The authors specifically highlight the importance of providing learning opportunities for PSTs to pay close attention to students’ funds of knowledge and social justice issues, because these can actively engage and motivate students in learning mathematics (Cirillo, Bartell, & Wager, 2016; Hedges et al., 2011).
In particular, teachers need to look for various sources of cultural and everyday knowledge, skills, and resources that EBs may possess.
They also should strive to recognize EBs’ varied skills and experiences to provide a basis for social justice.
The results of this study clearly show that inserting a one-hour lesson about teaching EBs during a methods course is not sufficient to equip PSTs with research-based EB-strategies and culturally responsive mathematical teaching. Instead, the authors recommend planning and providing a more streamlined curriculum that combines culturally responsive teaching with the needs of EBs, with a longer instructional period than just one hour.
In addition, it is crucial to provide PSTs with a carefully designed curriculum for social justice, emphasizing “critical perspectives that may have direct impact on their lives and communities” (Ladson-Billings, 2014, p. 78), beyond the limited and superficial implementation of culturally relevant pedagogy.

Aguirre, J. M., & del Rosario Zavala, M. (2013). Making culturally responsive mathematics teaching explicit: A lesson analysis tool. Pedagogies: An International Journal, 8(2), 163–190. doi:10.1080/1554480X.2013.768518
Cirillo, M., Bartell, T. G., & Wager, A. A. (2016). Teaching mathematics for social justice through mathematical modeling.
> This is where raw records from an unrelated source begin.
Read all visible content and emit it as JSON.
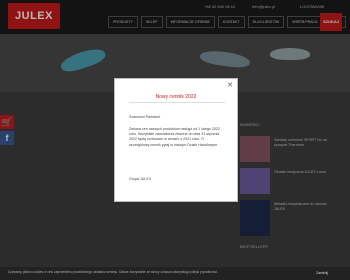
{
  "header": {
    "logo": "JULEX",
    "phone": "+48 42 640 06 10",
    "email": "info@julex.pl",
    "account": "LOGOWANIE",
    "nav": [
      "PRODUKTY",
      "SKLEP",
      "INFORMACJE OFIRMIE",
      "KONTAKT",
      "DLA KLIENTÓW",
      "WSPÓŁPRACA",
      "BLOG"
    ],
    "search": "SZUKAJ"
  },
  "sidebar": {
    "title": "NOWOŚCI",
    "items": [
      {
        "name": "Sandały ochronne SPORT NL na sprzęcie Thermore"
      },
      {
        "name": "Obuwie medyczne JULEX Luma"
      },
      {
        "name": "Wkładki ortopedyczne do obuwia JULEX"
      }
    ],
    "bestsellers": "BESTSELLERY"
  },
  "modal": {
    "title": "Nowy cennik 2022",
    "greeting": "Szanowni Państwo!",
    "body": "Zmiana cen naszych produktów nastąpi od 1 lutego 2022 roku. Wszystkie zamówienia złożone do dnia 31 stycznia 2022 będą rozliczane w cenach z 2021 roku. O szczegółowy cennik pytaj w naszym Dziale Handlowym.",
    "signature": "Grupa JULEX"
  },
  "cookie": {
    "text": "Używamy plików cookies w celu zapewnienia prawidłowego działania serwisu. Dalsze korzystanie ze strony oznacza akceptację polityki prywatności.",
    "link": "Zamknij"
  },
  "colors": {
    "accent": "#c61b1b"
  }
}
In C. R. Hirsch & A. R. Roth McDuffie (Eds.), Mathematical modeling and modeling mathematics (pp. 87–96). Reston, VA: National Council of Teachers of Mathematics
Creswell, J. W. (2009). Research design: Qualitative, quantitative, and mixed methods approaches (3rd ed). Thousand Oaks, CA: Sage Publications.
Esmonde, I., & Caswell, B. (2010). Teaching mathematics for social justice in multicultural, multilingual elementary classrooms. Canadian Journal of Science, Mathematics and Technology Education, 10(3), 244–254. doi:10.1080/14926156.2010.504485
García, O., & Kleifgen, J. A. (2010). Educating emergent bilinguals: Policies, programs, and practices for English language learners. New York, NY: Teachers College Press.
Grbich, C. (2007). Qualitative data analysis: An introduction. London, UK: Sage Publications
Hedges, H., Cullen, J., & Jordan, B. (2011). Early years curriculum: Funds of knowledge as a conceptual framework for children’s interests. Journal of Curriculum Studies, 43(2), 185–205. doi:10.1080/00220272.2010.511275
Ladson-Billings, G. (2014). Culturally relevant pedagogy 2.0: A.k.a. The remix. Harvard Educational Review, 84(1), 74–84. doi:10.17763/haer.84.1.p2rj131485484751
Shadish, W. R., Cook, T. D., & Campbell, D. T. (2001). Experimental and quasi-experimental designs for generalized causal inference. Boston, MA: Houghton, Mifflin and Company
Wager, A. A., & Stinson, D. W. (Eds.). (2012). Teaching mathematics for social justice: Conversations with educators. Reston, VA: National Council of Teachers of Mathematics. 

Updated: Sep. 13, 2020